Dai also sought a second bid to defend three of her titles for the 1995 FINA Short Course World Championships in Rio de Janeiro, Brazil, but she withdrew from the Chinese championships in Chengdu that effectively ended her swimming career. Some reports claimed that she had tested positive for performance-enhancing drugs and anabolic steroids.[11][12]

See also[edit]


  1. ^ Walker, Jeremy (1993). "Golden girl Dai bids for six of the best". South China Morning Post. Retrieved 28 June 2013. 
  2. ^ "Nine-Year Soccer Reign Ends for Tar Heels". Los Angeles Times. 2 December 1995. Retrieved 28 June 2013. 
  3. ^ Rusticus, Oene (19 January 2002). "Yana Klochkova Breaks World Mark in 400 IM at Paris World Cup Meet". Swimming World Magazine. Retrieved 28 June 2013. [permanent dead link]
  4. ^ Clarey, Christopher (6 September 1994). "Swimming; Chinese Women Continue to Pile Up the Medals and Suspicions". New York Times. Retrieved 28 June 2013. 
  5. ^ Robb, Sharon (6 September 1994). "World Mark Falls In Freestyle". Sun-Sentinel. Retrieved 28 June 2013. 
  6. ^ "Swimmers Leave Records In Wake". The Philadelphia Inquirer. 10 September 1994. Retrieved 28 June 2013. 
  7. ^ Clarey, Christopher (11 September 1994). "Swimming; Evans Escapes With Gold In the 800". New York Times. Retrieved 28 June 2013. 
  8. ^ Hersh, Philip (8 October 1994). "Finally! Chinese Set Mark". Chicago Tribune. Retrieved 28 June 2013. 
  9. ^ Hersh, Philip (4 October 1994). "Chinese Show Dominance From Start". Chicago Tribune. Retrieved 28 June 2013. 
  10. ^ Hersh, Philip (7 October 1994). "China's `Mighty Mouse' Roars To 4 Gold Medals In Asian Gymnastics". Chicago Tribune. Retrieved 28 June 2013. 
  11. ^ "Chinese swimmer Dai Guohong contemplates retirement". The Independent. 9 September 1995. Retrieved 28 June 2013. 

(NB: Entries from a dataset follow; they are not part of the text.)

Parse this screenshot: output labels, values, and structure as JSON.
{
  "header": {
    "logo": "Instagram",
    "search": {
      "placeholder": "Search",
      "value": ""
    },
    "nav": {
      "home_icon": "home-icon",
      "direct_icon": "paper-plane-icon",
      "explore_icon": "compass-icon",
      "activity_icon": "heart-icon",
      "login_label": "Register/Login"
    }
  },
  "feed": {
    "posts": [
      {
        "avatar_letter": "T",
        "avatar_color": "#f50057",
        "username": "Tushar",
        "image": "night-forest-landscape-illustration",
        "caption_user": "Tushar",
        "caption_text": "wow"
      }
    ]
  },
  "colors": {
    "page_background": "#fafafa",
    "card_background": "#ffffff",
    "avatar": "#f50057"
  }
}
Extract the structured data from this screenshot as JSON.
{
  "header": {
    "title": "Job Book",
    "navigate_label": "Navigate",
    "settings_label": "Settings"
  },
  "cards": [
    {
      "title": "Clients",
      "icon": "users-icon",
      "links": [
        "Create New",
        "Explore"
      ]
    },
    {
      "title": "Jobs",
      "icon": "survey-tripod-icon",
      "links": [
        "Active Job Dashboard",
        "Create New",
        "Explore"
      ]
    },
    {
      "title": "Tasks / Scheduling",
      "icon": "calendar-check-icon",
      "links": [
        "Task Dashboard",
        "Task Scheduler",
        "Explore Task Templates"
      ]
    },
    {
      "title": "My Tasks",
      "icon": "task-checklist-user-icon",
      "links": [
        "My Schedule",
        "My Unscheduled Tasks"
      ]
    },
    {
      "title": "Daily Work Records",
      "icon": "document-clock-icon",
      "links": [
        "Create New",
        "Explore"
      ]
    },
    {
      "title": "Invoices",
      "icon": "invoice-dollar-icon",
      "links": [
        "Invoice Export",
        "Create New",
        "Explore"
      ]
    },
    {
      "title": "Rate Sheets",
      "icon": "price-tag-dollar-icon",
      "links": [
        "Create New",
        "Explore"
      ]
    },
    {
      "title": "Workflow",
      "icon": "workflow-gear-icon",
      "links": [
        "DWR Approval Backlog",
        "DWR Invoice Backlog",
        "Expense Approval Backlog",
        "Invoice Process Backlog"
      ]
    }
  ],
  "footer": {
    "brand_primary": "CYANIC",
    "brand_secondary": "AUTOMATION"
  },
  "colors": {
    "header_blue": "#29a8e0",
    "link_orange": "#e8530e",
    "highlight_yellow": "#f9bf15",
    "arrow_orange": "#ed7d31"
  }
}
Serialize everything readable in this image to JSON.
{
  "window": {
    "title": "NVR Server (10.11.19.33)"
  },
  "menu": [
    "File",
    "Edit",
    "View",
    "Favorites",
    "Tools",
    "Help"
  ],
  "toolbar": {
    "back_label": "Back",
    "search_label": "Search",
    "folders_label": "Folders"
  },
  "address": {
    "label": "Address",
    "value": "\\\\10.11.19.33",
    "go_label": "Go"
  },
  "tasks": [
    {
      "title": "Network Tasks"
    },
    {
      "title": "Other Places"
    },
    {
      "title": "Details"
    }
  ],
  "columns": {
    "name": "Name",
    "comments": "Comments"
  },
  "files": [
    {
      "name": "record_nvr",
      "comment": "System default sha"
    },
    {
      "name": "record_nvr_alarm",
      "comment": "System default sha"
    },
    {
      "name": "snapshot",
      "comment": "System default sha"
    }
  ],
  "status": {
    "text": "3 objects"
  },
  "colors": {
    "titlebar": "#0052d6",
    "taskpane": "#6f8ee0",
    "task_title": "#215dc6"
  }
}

  12. ^ Luft, Kerry (30 November 1995). "Cloud Still Hovers Over Chinese Swimmers". Chicago Tribune. Retrieved 28 June 2013.